> **Work item**:
Copy the listing below in full and skip every picture.

> **Extracted material**:

::::

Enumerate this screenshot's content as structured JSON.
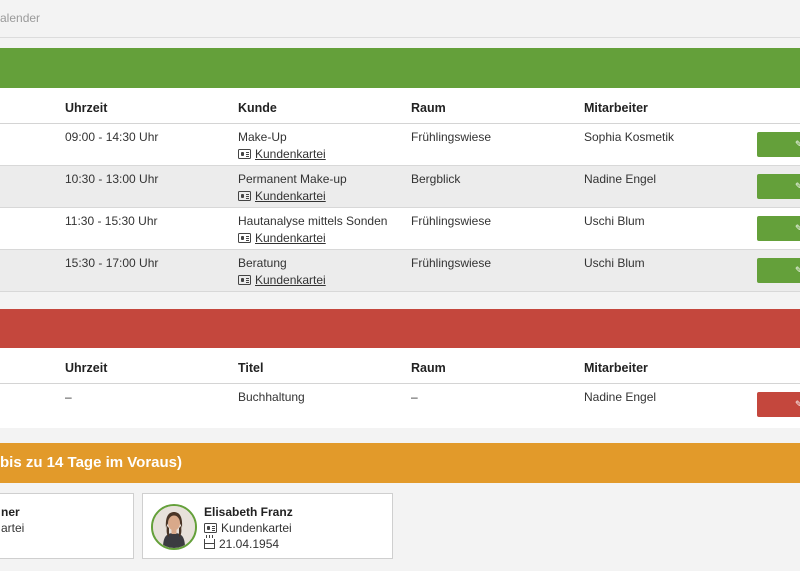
{
  "breadcrumb": "alender",
  "appointments": {
    "section_title": "",
    "columns": [
      "Uhrzeit",
      "Kunde",
      "Raum",
      "Mitarbeiter"
    ],
    "rows": [
      {
        "time": "09:00 - 14:30 Uhr",
        "service": "Make-Up",
        "link": "Kundenkartei",
        "room": "Frühlingswiese",
        "staff": "Sophia Kosmetik"
      },
      {
        "time": "10:30 - 13:00 Uhr",
        "service": "Permanent Make-up",
        "link": "Kundenkartei",
        "room": "Bergblick",
        "staff": "Nadine Engel"
      },
      {
        "time": "11:30 - 15:30 Uhr",
        "service": "Hautanalyse mittels Sonden",
        "link": "Kundenkartei",
        "room": "Frühlingswiese",
        "staff": "Uschi Blum"
      },
      {
        "time": "15:30 - 17:00 Uhr",
        "service": "Beratung",
        "link": "Kundenkartei",
        "room": "Frühlingswiese",
        "staff": "Uschi Blum"
      }
    ]
  },
  "blockers": {
    "section_title": "",
    "columns": [
      "Uhrzeit",
      "Titel",
      "Raum",
      "Mitarbeiter"
    ],
    "rows": [
      {
        "time": "–",
        "title": "Buchhaltung",
        "room": "–",
        "staff": "Nadine Engel"
      }
    ]
  },
  "birthdays": {
    "section_title": "bis zu 14 Tage im Voraus)",
    "cards": [
      {
        "name": "ner",
        "link": "artei"
      },
      {
        "name": "Elisabeth Franz",
        "link": "Kundenkartei",
        "date": "21.04.1954"
      }
    ]
  },
  "colors": {
    "green": "#64a03a",
    "red": "#c4473d",
    "orange": "#e29a2a"
  },
  "icons": {
    "customer_card": "id-card-icon",
    "birthday": "cake-icon",
    "edit": "pencil-icon"
  }
}
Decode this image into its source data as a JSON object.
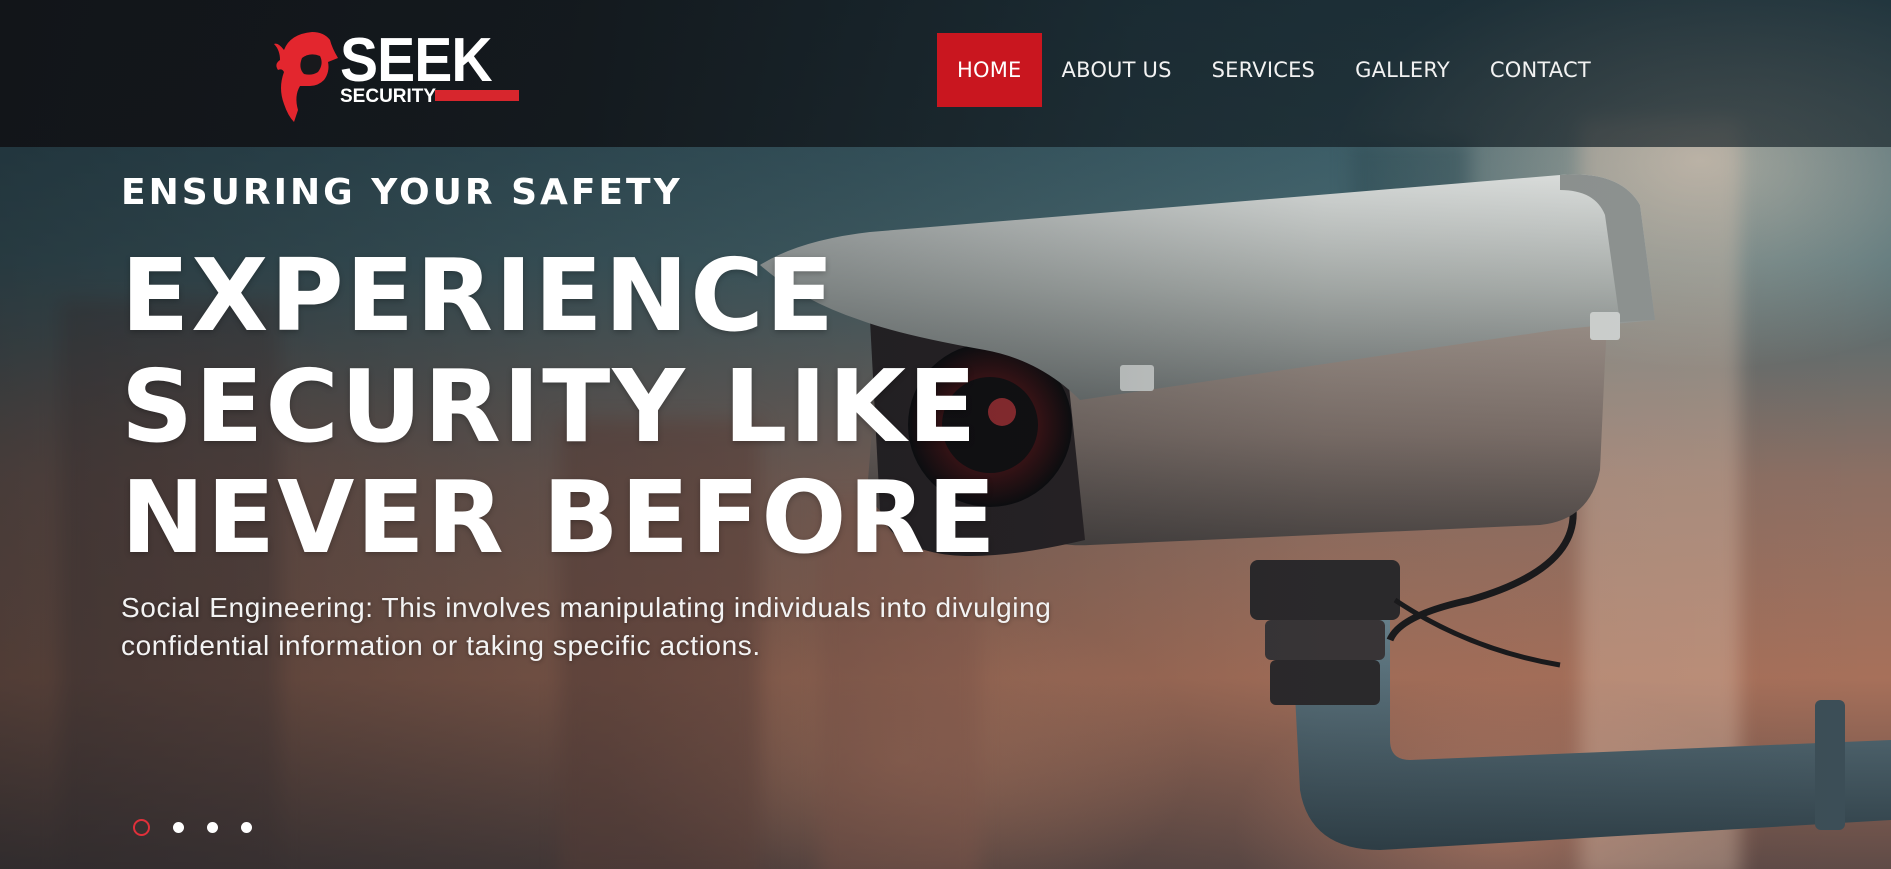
{
  "brand": {
    "name": "SEEK",
    "subtitle": "SECURITY",
    "accent_color": "#c9161f"
  },
  "nav": {
    "items": [
      {
        "label": "HOME",
        "active": true
      },
      {
        "label": "ABOUT US",
        "active": false
      },
      {
        "label": "SERVICES",
        "active": false
      },
      {
        "label": "GALLERY",
        "active": false
      },
      {
        "label": "CONTACT",
        "active": false
      }
    ]
  },
  "hero": {
    "tagline": "ENSURING YOUR SAFETY",
    "headline_lines": [
      "EXPERIENCE",
      "SECURITY LIKE",
      "NEVER BEFORE"
    ],
    "description": "Social Engineering: This involves manipulating individuals into divulging confidential information or taking specific actions.",
    "background_image": "security-camera-photo"
  },
  "slider": {
    "total_slides": 4,
    "active_index": 0,
    "active_dot_color": "#e0303a"
  }
}
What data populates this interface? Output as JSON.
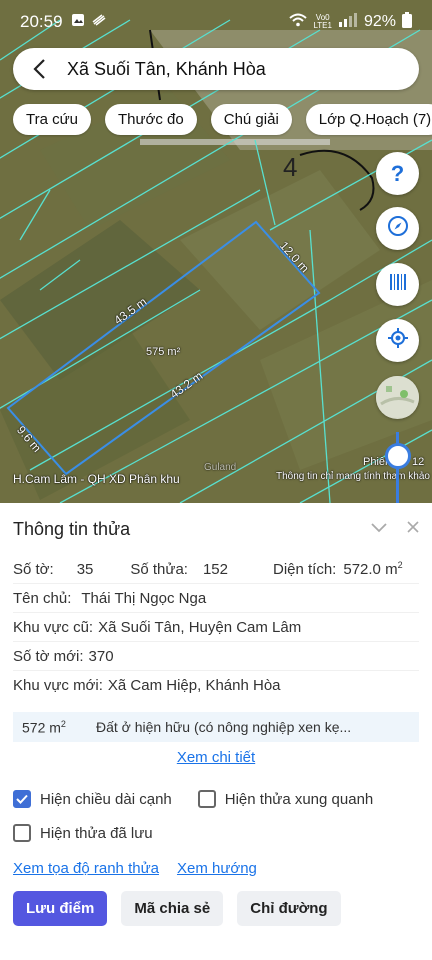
{
  "status": {
    "time": "20:59",
    "net_top": "Vo0",
    "net_bottom": "LTE1",
    "battery": "92%"
  },
  "search": {
    "title": "Xã Suối Tân, Khánh Hòa"
  },
  "chips": [
    {
      "label": "Tra cứu"
    },
    {
      "label": "Thước đo"
    },
    {
      "label": "Chú giải"
    },
    {
      "label": "Lớp Q.Hoạch (7)"
    }
  ],
  "map": {
    "parcel_area": "575 m²",
    "edge_top": "43.5 m",
    "edge_right": "12.0 m",
    "edge_bottom": "43.2 m",
    "edge_left": "9.6 m",
    "layer_label": "H.Cam Lâm - QH XD Phân khu",
    "notice": "Thông tin chỉ mang tính tham khảo",
    "version_prefix": "Phiên",
    "version_suffix": "12",
    "parcel_number": "4",
    "watermark": "Guland"
  },
  "panel": {
    "title": "Thông tin thửa",
    "so_to_label": "Số tờ:",
    "so_to": "35",
    "so_thua_label": "Số thửa:",
    "so_thua": "152",
    "dien_tich_label": "Diện tích:",
    "dien_tich": "572.0 m",
    "dien_tich_sup": "2",
    "ten_chu_label": "Tên chủ:",
    "ten_chu": "Thái Thị Ngọc Nga",
    "kv_cu_label": "Khu vực cũ:",
    "kv_cu": "Xã Suối Tân, Huyện Cam Lâm",
    "so_to_moi_label": "Số tờ mới:",
    "so_to_moi": "370",
    "kv_moi_label": "Khu vực mới:",
    "kv_moi": "Xã Cam Hiệp, Khánh Hòa",
    "landuse_area": "572 m",
    "landuse_area_sup": "2",
    "landuse_desc": "Đất ở hiện hữu (có nông nghiệp xen kẹ...",
    "detail_link": "Xem chi tiết",
    "cb_show_edges": "Hiện chiều dài cạnh",
    "cb_show_edges_checked": true,
    "cb_neighbors": "Hiện thửa xung quanh",
    "cb_saved": "Hiện thửa đã lưu",
    "link_coords": "Xem tọa độ ranh thửa",
    "link_direction": "Xem hướng",
    "btn_save": "Lưu điểm",
    "btn_share": "Mã chia sẻ",
    "btn_route": "Chỉ đường"
  },
  "colors": {
    "accent": "#5457e0",
    "link": "#1a73e8",
    "parcel_outline": "#3a8ee6",
    "grid_lines": "#58e0cf"
  }
}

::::

> **Problem solution**:
Enumerate this screenshot's content as structured JSON.
{
  "breadcrumb": "alender",
  "appointments": {
    "section_title": "",
    "columns": [
      "Uhrzeit",
      "Kunde",
      "Raum",
      "Mitarbeiter"
    ],
    "rows": [
      {
        "time": "09:00 - 14:30 Uhr",
        "service": "Make-Up",
        "link": "Kundenkartei",
        "room": "Frühlingswiese",
        "staff": "Sophia Kosmetik"
      },
      {
        "time": "10:30 - 13:00 Uhr",
        "service": "Permanent Make-up",
        "link": "Kundenkartei",
        "room": "Bergblick",
        "staff": "Nadine Engel"
      },
      {
        "time": "11:30 - 15:30 Uhr",
        "service": "Hautanalyse mittels Sonden",
        "link": "Kundenkartei",
        "room": "Frühlingswiese",
        "staff": "Uschi Blum"
      },
      {
        "time": "15:30 - 17:00 Uhr",
        "service": "Beratung",
        "link": "Kundenkartei",
        "room": "Frühlingswiese",
        "staff": "Uschi Blum"
      }
    ]
  },
  "blockers": {
    "section_title": "",
    "columns": [
      "Uhrzeit",
      "Titel",
      "Raum",
      "Mitarbeiter"
    ],
    "rows": [
      {
        "time": "–",
        "title": "Buchhaltung",
        "room": "–",
        "staff": "Nadine Engel"
      }
    ]
  },
  "birthdays": {
    "section_title": "bis zu 14 Tage im Voraus)",
    "cards": [
      {
        "name": "ner",
        "link": "artei"
      },
      {
        "name": "Elisabeth Franz",
        "link": "Kundenkartei",
        "date": "21.04.1954"
      }
    ]
  },
  "colors": {
    "green": "#64a03a",
    "red": "#c4473d",
    "orange": "#e29a2a"
  },
  "icons": {
    "customer_card": "id-card-icon",
    "birthday": "cake-icon",
    "edit": "pencil-icon"
  }
}
Decode this image into its source data as a JSON object.
{
  "brand": {
    "name": "SEEK",
    "subtitle": "SECURITY",
    "accent_color": "#c9161f"
  },
  "nav": {
    "items": [
      {
        "label": "HOME",
        "active": true
      },
      {
        "label": "ABOUT US",
        "active": false
      },
      {
        "label": "SERVICES",
        "active": false
      },
      {
        "label": "GALLERY",
        "active": false
      },
      {
        "label": "CONTACT",
        "active": false
      }
    ]
  },
  "hero": {
    "tagline": "ENSURING YOUR SAFETY",
    "headline_lines": [
      "EXPERIENCE",
      "SECURITY LIKE",
      "NEVER BEFORE"
    ],
    "description": "Social Engineering: This involves manipulating individuals into divulging confidential information or taking specific actions.",
    "background_image": "security-camera-photo"
  },
  "slider": {
    "total_slides": 4,
    "active_index": 0,
    "active_dot_color": "#e0303a"
  }
}
What data populates this interface? Output as JSON.
{
  "status": {
    "time": "20:59",
    "net_top": "Vo0",
    "net_bottom": "LTE1",
    "battery": "92%"
  },
  "search": {
    "title": "Xã Suối Tân, Khánh Hòa"
  },
  "chips": [
    {
      "label": "Tra cứu"
    },
    {
      "label": "Thước đo"
    },
    {
      "label": "Chú giải"
    },
    {
      "label": "Lớp Q.Hoạch (7)"
    }
  ],
  "map": {
    "parcel_area": "575 m²",
    "edge_top": "43.5 m",
    "edge_right": "12.0 m",
    "edge_bottom": "43.2 m",
    "edge_left": "9.6 m",
    "layer_label": "H.Cam Lâm - QH XD Phân khu",
    "notice": "Thông tin chỉ mang tính tham khảo",
    "version_prefix": "Phiên",
    "version_suffix": "12",
    "parcel_number": "4",
    "watermark": "Guland"
  },
  "panel": {
    "title": "Thông tin thửa",
    "so_to_label": "Số tờ:",
    "so_to": "35",
    "so_thua_label": "Số thửa:",
    "so_thua": "152",
    "dien_tich_label": "Diện tích:",
    "dien_tich": "572.0 m",
    "dien_tich_sup": "2",
    "ten_chu_label": "Tên chủ:",
    "ten_chu": "Thái Thị Ngọc Nga",
    "kv_cu_label": "Khu vực cũ:",
    "kv_cu": "Xã Suối Tân, Huyện Cam Lâm",
    "so_to_moi_label": "Số tờ mới:",
    "so_to_moi": "370",
    "kv_moi_label": "Khu vực mới:",
    "kv_moi": "Xã Cam Hiệp, Khánh Hòa",
    "landuse_area": "572 m",
    "landuse_area_sup": "2",
    "landuse_desc": "Đất ở hiện hữu (có nông nghiệp xen kẹ...",
    "detail_link": "Xem chi tiết",
    "cb_show_edges": "Hiện chiều dài cạnh",
    "cb_show_edges_checked": true,
    "cb_neighbors": "Hiện thửa xung quanh",
    "cb_saved": "Hiện thửa đã lưu",
    "link_coords": "Xem tọa độ ranh thửa",
    "link_direction": "Xem hướng",
    "btn_save": "Lưu điểm",
    "btn_share": "Mã chia sẻ",
    "btn_route": "Chỉ đường"
  },
  "colors": {
    "accent": "#5457e0",
    "link": "#1a73e8",
    "parcel_outline": "#3a8ee6",
    "grid_lines": "#58e0cf"
  }
}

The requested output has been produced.